AIM OF THE EXERCISE:
The output is to match the entries below character for character.

Saved entries:
++++++++++++++++++++

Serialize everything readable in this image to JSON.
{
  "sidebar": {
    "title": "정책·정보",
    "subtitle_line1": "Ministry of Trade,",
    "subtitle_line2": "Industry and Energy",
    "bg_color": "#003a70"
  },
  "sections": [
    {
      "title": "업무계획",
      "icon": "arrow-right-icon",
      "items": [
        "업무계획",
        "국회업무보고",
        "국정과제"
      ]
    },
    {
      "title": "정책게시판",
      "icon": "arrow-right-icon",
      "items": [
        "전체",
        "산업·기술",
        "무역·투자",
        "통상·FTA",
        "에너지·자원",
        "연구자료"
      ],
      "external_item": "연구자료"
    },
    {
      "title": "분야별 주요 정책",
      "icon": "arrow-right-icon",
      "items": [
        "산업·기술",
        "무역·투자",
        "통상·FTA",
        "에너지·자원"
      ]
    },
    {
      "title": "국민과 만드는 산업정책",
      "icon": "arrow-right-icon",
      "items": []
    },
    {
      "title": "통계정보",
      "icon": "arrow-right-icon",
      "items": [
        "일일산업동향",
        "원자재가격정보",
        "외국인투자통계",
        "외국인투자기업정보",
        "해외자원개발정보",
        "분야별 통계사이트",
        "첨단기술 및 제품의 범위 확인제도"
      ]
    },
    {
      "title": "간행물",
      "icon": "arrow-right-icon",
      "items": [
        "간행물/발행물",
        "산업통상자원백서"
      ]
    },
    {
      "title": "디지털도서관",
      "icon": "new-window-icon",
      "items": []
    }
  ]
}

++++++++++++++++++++

TASK ANSWER:
Serialize everything readable in this image to JSON.
{
  "sidebar": {
    "title": "정책·정보",
    "subtitle_line1": "Ministry of Trade,",
    "subtitle_line2": "Industry and Energy",
    "bg_color": "#003a70"
  },
  "sections": [
    {
      "title": "업무계획",
      "icon": "arrow-right-icon",
      "items": [
        "업무계획",
        "국회업무보고",
        "국정과제"
      ]
    },
    {
      "title": "정책게시판",
      "icon": "arrow-right-icon",
      "items": [
        "전체",
        "산업·기술",
        "무역·투자",
        "통상·FTA",
        "에너지·자원",
        "연구자료"
      ],
      "external_item": "연구자료"
    },
    {
      "title": "분야별 주요 정책",
      "icon": "arrow-right-icon",
      "items": [
        "산업·기술",
        "무역·투자",
        "통상·FTA",
        "에너지·자원"
      ]
    },
    {
      "title": "국민과 만드는 산업정책",
      "icon": "arrow-right-icon",
      "items": []
    },
    {
      "title": "통계정보",
      "icon": "arrow-right-icon",
      "items": [
        "일일산업동향",
        "원자재가격정보",
        "외국인투자통계",
        "외국인투자기업정보",
        "해외자원개발정보",
        "분야별 통계사이트",
        "첨단기술 및 제품의 범위 확인제도"
      ]
    },
    {
      "title": "간행물",
      "icon": "arrow-right-icon",
      "items": [
        "간행물/발행물",
        "산업통상자원백서"
      ]
    },
    {
      "title": "디지털도서관",
      "icon": "new-window-icon",
      "items": []
    }
  ]
}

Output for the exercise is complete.